Page and application data records:
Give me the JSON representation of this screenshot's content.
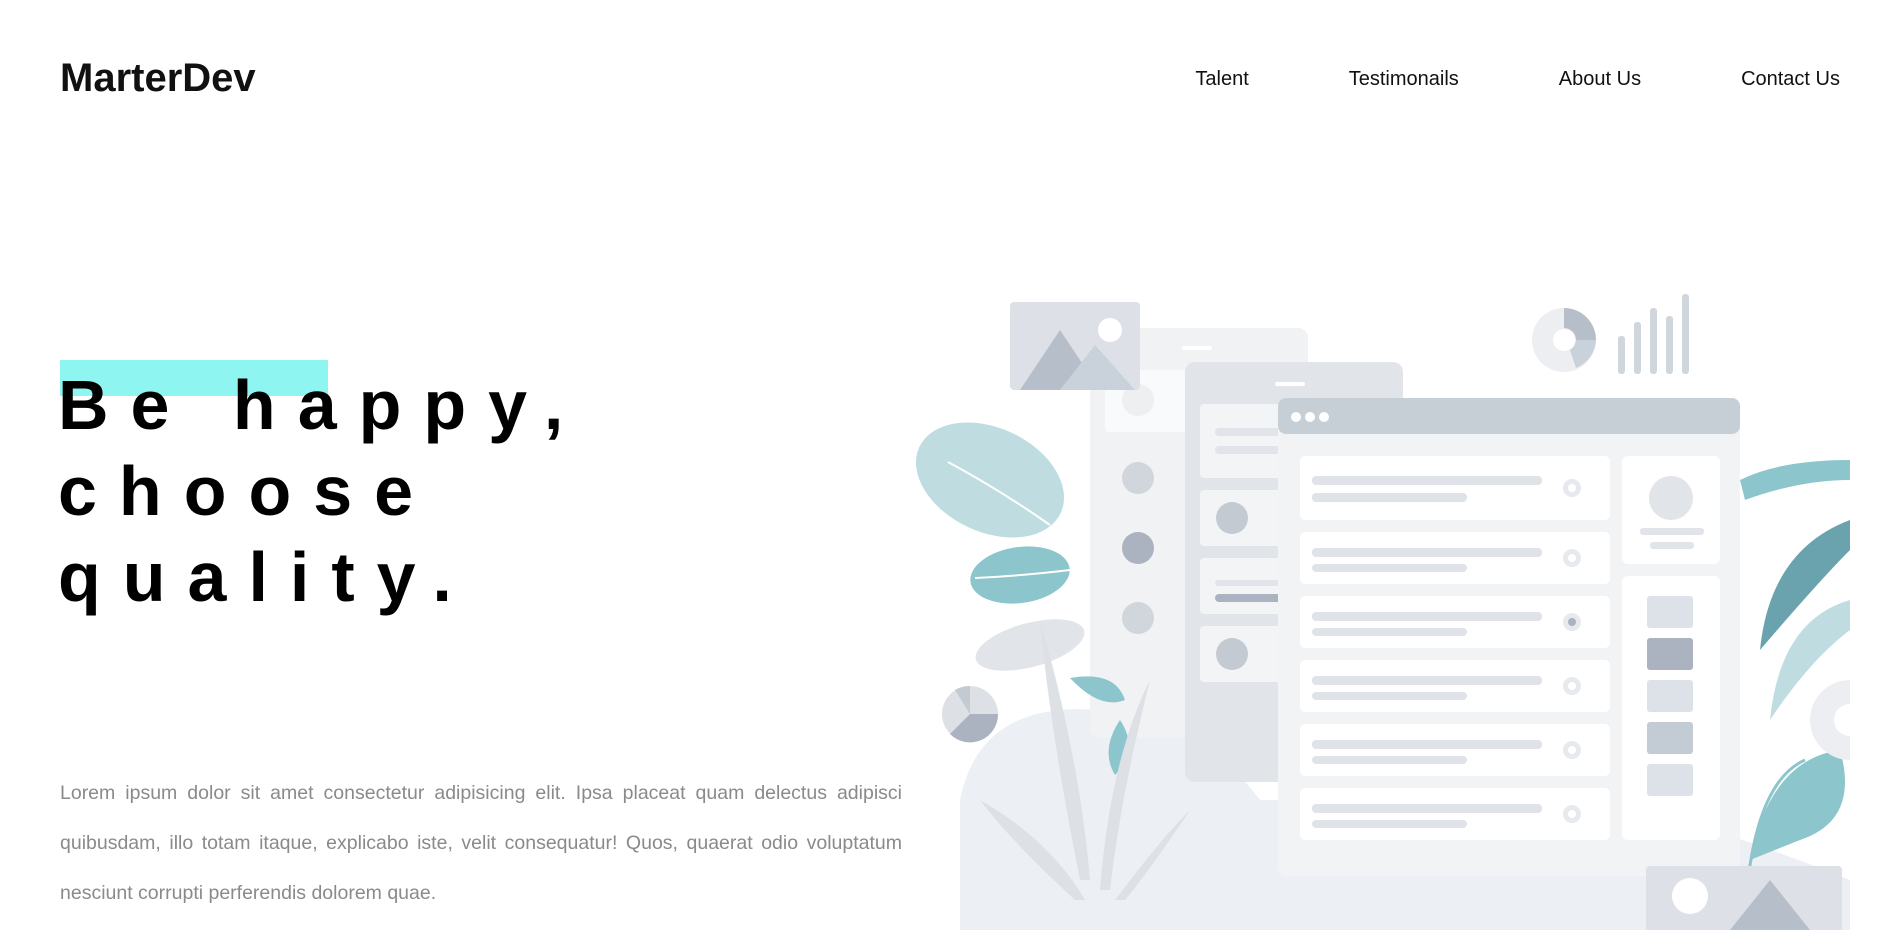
{
  "header": {
    "brand": "MarterDev",
    "nav": [
      {
        "label": "Talent"
      },
      {
        "label": "Testimonails"
      },
      {
        "label": "About Us"
      },
      {
        "label": "Contact Us"
      }
    ]
  },
  "hero": {
    "headline_lines": [
      "Be happy,",
      "choose",
      "quality."
    ],
    "body": "Lorem ipsum dolor sit amet consectetur adipisicing elit. Ipsa placeat quam delectus adipisci quibusdam, illo totam itaque, explicabo iste, velit consequatur! Quos, quaerat odio voluptatum nesciunt corrupti perferendis dolorem quae."
  },
  "colors": {
    "accent_highlight": "#8ff5f1",
    "text_dark": "#111111",
    "text_muted": "#8a8a8a",
    "teal": "#8cc5cc",
    "teal_dark": "#6aa3ad",
    "ui_gray": "#dde2e8"
  },
  "illustration": {
    "icon": "dashboard-illustration"
  }
}
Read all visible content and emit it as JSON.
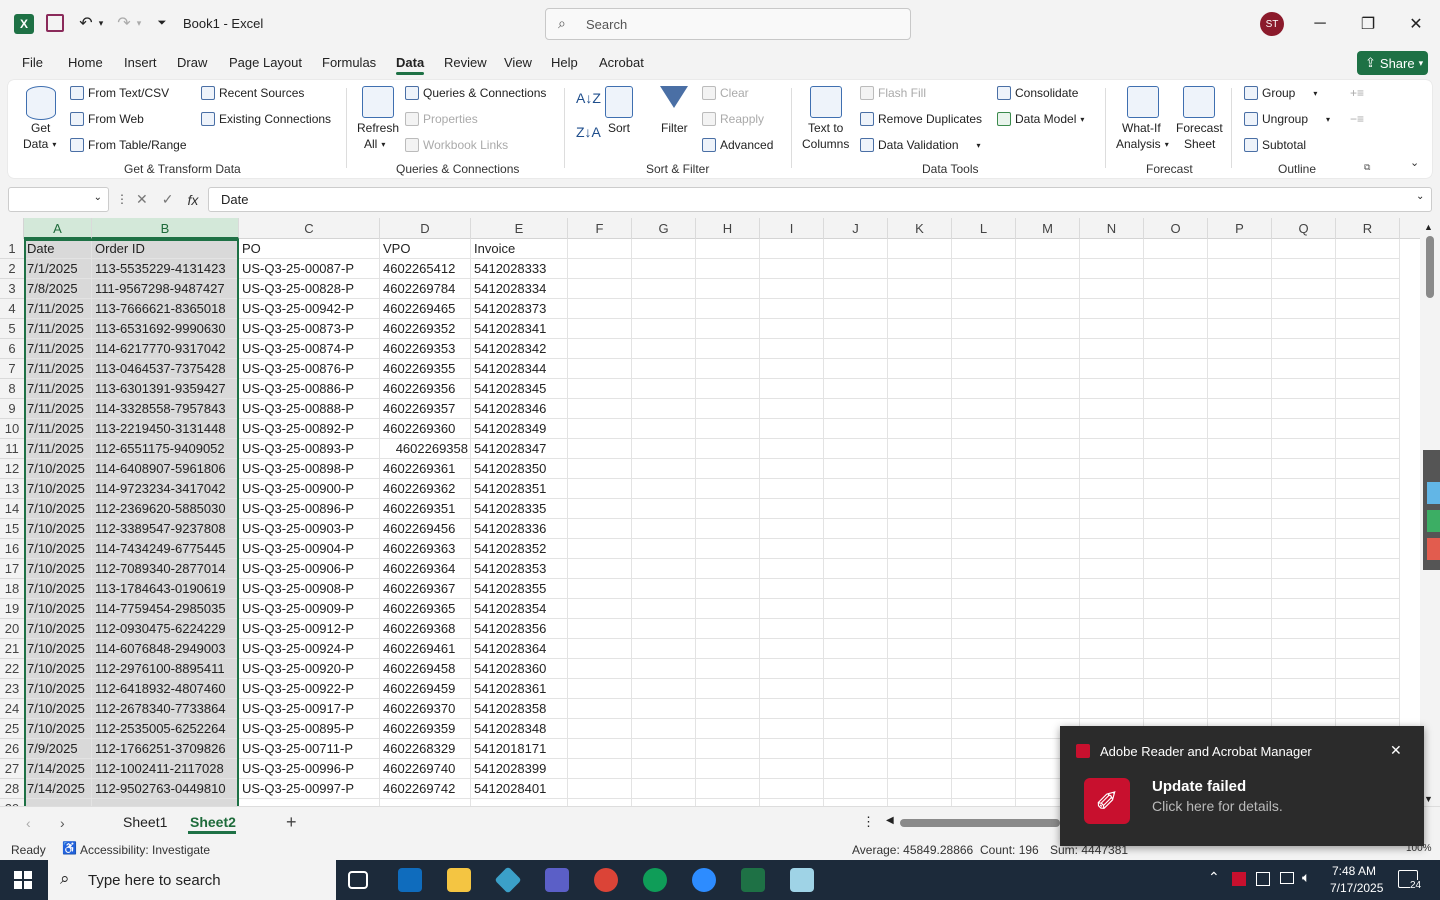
{
  "app": {
    "title": "Book1 - Excel",
    "search_placeholder": "Search",
    "avatar_initials": "ST",
    "share_label": "Share"
  },
  "menu_tabs": [
    "File",
    "Home",
    "Insert",
    "Draw",
    "Page Layout",
    "Formulas",
    "Data",
    "Review",
    "View",
    "Help",
    "Acrobat"
  ],
  "active_tab": "Data",
  "ribbon": {
    "get_data": "Get",
    "get_data2": "Data",
    "from_text_csv": "From Text/CSV",
    "from_web": "From Web",
    "from_table_range": "From Table/Range",
    "recent_sources": "Recent Sources",
    "existing_connections": "Existing Connections",
    "group_get_transform": "Get & Transform Data",
    "refresh_all": "Refresh",
    "refresh_all2": "All",
    "queries_connections": "Queries & Connections",
    "properties": "Properties",
    "workbook_links": "Workbook Links",
    "group_queries": "Queries & Connections",
    "sort": "Sort",
    "filter": "Filter",
    "clear": "Clear",
    "reapply": "Reapply",
    "advanced": "Advanced",
    "group_sort_filter": "Sort & Filter",
    "text_to_columns": "Text to",
    "text_to_columns2": "Columns",
    "flash_fill": "Flash Fill",
    "remove_duplicates": "Remove Duplicates",
    "data_validation": "Data Validation",
    "consolidate": "Consolidate",
    "data_model": "Data Model",
    "group_data_tools": "Data Tools",
    "what_if": "What-If",
    "what_if2": "Analysis",
    "forecast_sheet": "Forecast",
    "forecast_sheet2": "Sheet",
    "group_forecast": "Forecast",
    "group": "Group",
    "ungroup": "Ungroup",
    "subtotal": "Subtotal",
    "group_outline": "Outline"
  },
  "formula_bar": {
    "name_box": "",
    "content": "Date"
  },
  "columns": [
    "A",
    "B",
    "C",
    "D",
    "E",
    "F",
    "G",
    "H",
    "I",
    "J",
    "K",
    "L",
    "M",
    "N",
    "O",
    "P",
    "Q",
    "R"
  ],
  "header_row": [
    "Date",
    "Order ID",
    "PO",
    "VPO",
    "Invoice"
  ],
  "rows": [
    [
      "7/1/2025",
      "113-5535229-4131423",
      "US-Q3-25-00087-P",
      "4602265412",
      "5412028333"
    ],
    [
      "7/8/2025",
      "111-9567298-9487427",
      "US-Q3-25-00828-P",
      "4602269784",
      "5412028334"
    ],
    [
      "7/11/2025",
      "113-7666621-8365018",
      "US-Q3-25-00942-P",
      "4602269465",
      "5412028373"
    ],
    [
      "7/11/2025",
      "113-6531692-9990630",
      "US-Q3-25-00873-P",
      "4602269352",
      "5412028341"
    ],
    [
      "7/11/2025",
      "114-6217770-9317042",
      "US-Q3-25-00874-P",
      "4602269353",
      "5412028342"
    ],
    [
      "7/11/2025",
      "113-0464537-7375428",
      "US-Q3-25-00876-P",
      "4602269355",
      "5412028344"
    ],
    [
      "7/11/2025",
      "113-6301391-9359427",
      "US-Q3-25-00886-P",
      "4602269356",
      "5412028345"
    ],
    [
      "7/11/2025",
      "114-3328558-7957843",
      "US-Q3-25-00888-P",
      "4602269357",
      "5412028346"
    ],
    [
      "7/11/2025",
      "113-2219450-3131448",
      "US-Q3-25-00892-P",
      "4602269360",
      "5412028349"
    ],
    [
      "7/11/2025",
      "112-6551175-9409052",
      "US-Q3-25-00893-P",
      "4602269358",
      "5412028347"
    ],
    [
      "7/10/2025",
      "114-6408907-5961806",
      "US-Q3-25-00898-P",
      "4602269361",
      "5412028350"
    ],
    [
      "7/10/2025",
      "114-9723234-3417042",
      "US-Q3-25-00900-P",
      "4602269362",
      "5412028351"
    ],
    [
      "7/10/2025",
      "112-2369620-5885030",
      "US-Q3-25-00896-P",
      "4602269351",
      "5412028335"
    ],
    [
      "7/10/2025",
      "112-3389547-9237808",
      "US-Q3-25-00903-P",
      "4602269456",
      "5412028336"
    ],
    [
      "7/10/2025",
      "114-7434249-6775445",
      "US-Q3-25-00904-P",
      "4602269363",
      "5412028352"
    ],
    [
      "7/10/2025",
      "112-7089340-2877014",
      "US-Q3-25-00906-P",
      "4602269364",
      "5412028353"
    ],
    [
      "7/10/2025",
      "113-1784643-0190619",
      "US-Q3-25-00908-P",
      "4602269367",
      "5412028355"
    ],
    [
      "7/10/2025",
      "114-7759454-2985035",
      "US-Q3-25-00909-P",
      "4602269365",
      "5412028354"
    ],
    [
      "7/10/2025",
      "112-0930475-6224229",
      "US-Q3-25-00912-P",
      "4602269368",
      "5412028356"
    ],
    [
      "7/10/2025",
      "114-6076848-2949003",
      "US-Q3-25-00924-P",
      "4602269461",
      "5412028364"
    ],
    [
      "7/10/2025",
      "112-2976100-8895411",
      "US-Q3-25-00920-P",
      "4602269458",
      "5412028360"
    ],
    [
      "7/10/2025",
      "112-6418932-4807460",
      "US-Q3-25-00922-P",
      "4602269459",
      "5412028361"
    ],
    [
      "7/10/2025",
      "112-2678340-7733864",
      "US-Q3-25-00917-P",
      "4602269370",
      "5412028358"
    ],
    [
      "7/10/2025",
      "112-2535005-6252264",
      "US-Q3-25-00895-P",
      "4602269359",
      "5412028348"
    ],
    [
      "7/9/2025",
      "112-1766251-3709826",
      "US-Q3-25-00711-P",
      "4602268329",
      "5412018171"
    ],
    [
      "7/14/2025",
      "112-1002411-2117028",
      "US-Q3-25-00996-P",
      "4602269740",
      "5412028399"
    ],
    [
      "7/14/2025",
      "112-9502763-0449810",
      "US-Q3-25-00997-P",
      "4602269742",
      "5412028401"
    ]
  ],
  "sheets": [
    "Sheet1",
    "Sheet2"
  ],
  "active_sheet": "Sheet2",
  "status": {
    "ready": "Ready",
    "accessibility": "Accessibility: Investigate",
    "average": "Average: 45849.28866",
    "count": "Count: 196",
    "sum": "Sum: 4447381",
    "zoom": "100%"
  },
  "toast": {
    "app": "Adobe Reader and Acrobat Manager",
    "title": "Update failed",
    "body": "Click here for details."
  },
  "taskbar": {
    "search_placeholder": "Type here to search",
    "time": "7:48 AM",
    "date": "7/17/2025",
    "notif_count": "24"
  },
  "colors": {
    "excel_green": "#1e7145",
    "taskbar": "#1c2a3a",
    "toast_bg": "#2b2b2b",
    "acrobat_red": "#c8102e"
  }
}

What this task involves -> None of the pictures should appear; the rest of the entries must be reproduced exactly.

Expected output ->
Give me the JSON representation of this screenshot's content.
{
  "header": {
    "brand": "MarterDev",
    "nav": [
      {
        "label": "Talent"
      },
      {
        "label": "Testimonails"
      },
      {
        "label": "About Us"
      },
      {
        "label": "Contact Us"
      }
    ]
  },
  "hero": {
    "headline_lines": [
      "Be happy,",
      "choose",
      "quality."
    ],
    "body": "Lorem ipsum dolor sit amet consectetur adipisicing elit. Ipsa placeat quam delectus adipisci quibusdam, illo totam itaque, explicabo iste, velit consequatur! Quos, quaerat odio voluptatum nesciunt corrupti perferendis dolorem quae."
  },
  "colors": {
    "accent_highlight": "#8ff5f1",
    "text_dark": "#111111",
    "text_muted": "#8a8a8a",
    "teal": "#8cc5cc",
    "teal_dark": "#6aa3ad",
    "ui_gray": "#dde2e8"
  },
  "illustration": {
    "icon": "dashboard-illustration"
  }
}
Read all visible content and emit it as JSON.
{
  "app": {
    "title": "Book1 - Excel",
    "search_placeholder": "Search",
    "avatar_initials": "ST",
    "share_label": "Share"
  },
  "menu_tabs": [
    "File",
    "Home",
    "Insert",
    "Draw",
    "Page Layout",
    "Formulas",
    "Data",
    "Review",
    "View",
    "Help",
    "Acrobat"
  ],
  "active_tab": "Data",
  "ribbon": {
    "get_data": "Get",
    "get_data2": "Data",
    "from_text_csv": "From Text/CSV",
    "from_web": "From Web",
    "from_table_range": "From Table/Range",
    "recent_sources": "Recent Sources",
    "existing_connections": "Existing Connections",
    "group_get_transform": "Get & Transform Data",
    "refresh_all": "Refresh",
    "refresh_all2": "All",
    "queries_connections": "Queries & Connections",
    "properties": "Properties",
    "workbook_links": "Workbook Links",
    "group_queries": "Queries & Connections",
    "sort": "Sort",
    "filter": "Filter",
    "clear": "Clear",
    "reapply": "Reapply",
    "advanced": "Advanced",
    "group_sort_filter": "Sort & Filter",
    "text_to_columns": "Text to",
    "text_to_columns2": "Columns",
    "flash_fill": "Flash Fill",
    "remove_duplicates": "Remove Duplicates",
    "data_validation": "Data Validation",
    "consolidate": "Consolidate",
    "data_model": "Data Model",
    "group_data_tools": "Data Tools",
    "what_if": "What-If",
    "what_if2": "Analysis",
    "forecast_sheet": "Forecast",
    "forecast_sheet2": "Sheet",
    "group_forecast": "Forecast",
    "group": "Group",
    "ungroup": "Ungroup",
    "subtotal": "Subtotal",
    "group_outline": "Outline"
  },
  "formula_bar": {
    "name_box": "",
    "content": "Date"
  },
  "columns": [
    "A",
    "B",
    "C",
    "D",
    "E",
    "F",
    "G",
    "H",
    "I",
    "J",
    "K",
    "L",
    "M",
    "N",
    "O",
    "P",
    "Q",
    "R"
  ],
  "header_row": [
    "Date",
    "Order ID",
    "PO",
    "VPO",
    "Invoice"
  ],
  "rows": [
    [
      "7/1/2025",
      "113-5535229-4131423",
      "US-Q3-25-00087-P",
      "4602265412",
      "5412028333"
    ],
    [
      "7/8/2025",
      "111-9567298-9487427",
      "US-Q3-25-00828-P",
      "4602269784",
      "5412028334"
    ],
    [
      "7/11/2025",
      "113-7666621-8365018",
      "US-Q3-25-00942-P",
      "4602269465",
      "5412028373"
    ],
    [
      "7/11/2025",
      "113-6531692-9990630",
      "US-Q3-25-00873-P",
      "4602269352",
      "5412028341"
    ],
    [
      "7/11/2025",
      "114-6217770-9317042",
      "US-Q3-25-00874-P",
      "4602269353",
      "5412028342"
    ],
    [
      "7/11/2025",
      "113-0464537-7375428",
      "US-Q3-25-00876-P",
      "4602269355",
      "5412028344"
    ],
    [
      "7/11/2025",
      "113-6301391-9359427",
      "US-Q3-25-00886-P",
      "4602269356",
      "5412028345"
    ],
    [
      "7/11/2025",
      "114-3328558-7957843",
      "US-Q3-25-00888-P",
      "4602269357",
      "5412028346"
    ],
    [
      "7/11/2025",
      "113-2219450-3131448",
      "US-Q3-25-00892-P",
      "4602269360",
      "5412028349"
    ],
    [
      "7/11/2025",
      "112-6551175-9409052",
      "US-Q3-25-00893-P",
      "4602269358",
      "5412028347"
    ],
    [
      "7/10/2025",
      "114-6408907-5961806",
      "US-Q3-25-00898-P",
      "4602269361",
      "5412028350"
    ],
    [
      "7/10/2025",
      "114-9723234-3417042",
      "US-Q3-25-00900-P",
      "4602269362",
      "5412028351"
    ],
    [
      "7/10/2025",
      "112-2369620-5885030",
      "US-Q3-25-00896-P",
      "4602269351",
      "5412028335"
    ],
    [
      "7/10/2025",
      "112-3389547-9237808",
      "US-Q3-25-00903-P",
      "4602269456",
      "5412028336"
    ],
    [
      "7/10/2025",
      "114-7434249-6775445",
      "US-Q3-25-00904-P",
      "4602269363",
      "5412028352"
    ],
    [
      "7/10/2025",
      "112-7089340-2877014",
      "US-Q3-25-00906-P",
      "4602269364",
      "5412028353"
    ],
    [
      "7/10/2025",
      "113-1784643-0190619",
      "US-Q3-25-00908-P",
      "4602269367",
      "5412028355"
    ],
    [
      "7/10/2025",
      "114-7759454-2985035",
      "US-Q3-25-00909-P",
      "4602269365",
      "5412028354"
    ],
    [
      "7/10/2025",
      "112-0930475-6224229",
      "US-Q3-25-00912-P",
      "4602269368",
      "5412028356"
    ],
    [
      "7/10/2025",
      "114-6076848-2949003",
      "US-Q3-25-00924-P",
      "4602269461",
      "5412028364"
    ],
    [
      "7/10/2025",
      "112-2976100-8895411",
      "US-Q3-25-00920-P",
      "4602269458",
      "5412028360"
    ],
    [
      "7/10/2025",
      "112-6418932-4807460",
      "US-Q3-25-00922-P",
      "4602269459",
      "5412028361"
    ],
    [
      "7/10/2025",
      "112-2678340-7733864",
      "US-Q3-25-00917-P",
      "4602269370",
      "5412028358"
    ],
    [
      "7/10/2025",
      "112-2535005-6252264",
      "US-Q3-25-00895-P",
      "4602269359",
      "5412028348"
    ],
    [
      "7/9/2025",
      "112-1766251-3709826",
      "US-Q3-25-00711-P",
      "4602268329",
      "5412018171"
    ],
    [
      "7/14/2025",
      "112-1002411-2117028",
      "US-Q3-25-00996-P",
      "4602269740",
      "5412028399"
    ],
    [
      "7/14/2025",
      "112-9502763-0449810",
      "US-Q3-25-00997-P",
      "4602269742",
      "5412028401"
    ]
  ],
  "sheets": [
    "Sheet1",
    "Sheet2"
  ],
  "active_sheet": "Sheet2",
  "status": {
    "ready": "Ready",
    "accessibility": "Accessibility: Investigate",
    "average": "Average: 45849.28866",
    "count": "Count: 196",
    "sum": "Sum: 4447381",
    "zoom": "100%"
  },
  "toast": {
    "app": "Adobe Reader and Acrobat Manager",
    "title": "Update failed",
    "body": "Click here for details."
  },
  "taskbar": {
    "search_placeholder": "Type here to search",
    "time": "7:48 AM",
    "date": "7/17/2025",
    "notif_count": "24"
  },
  "colors": {
    "excel_green": "#1e7145",
    "taskbar": "#1c2a3a",
    "toast_bg": "#2b2b2b",
    "acrobat_red": "#c8102e"
  }
}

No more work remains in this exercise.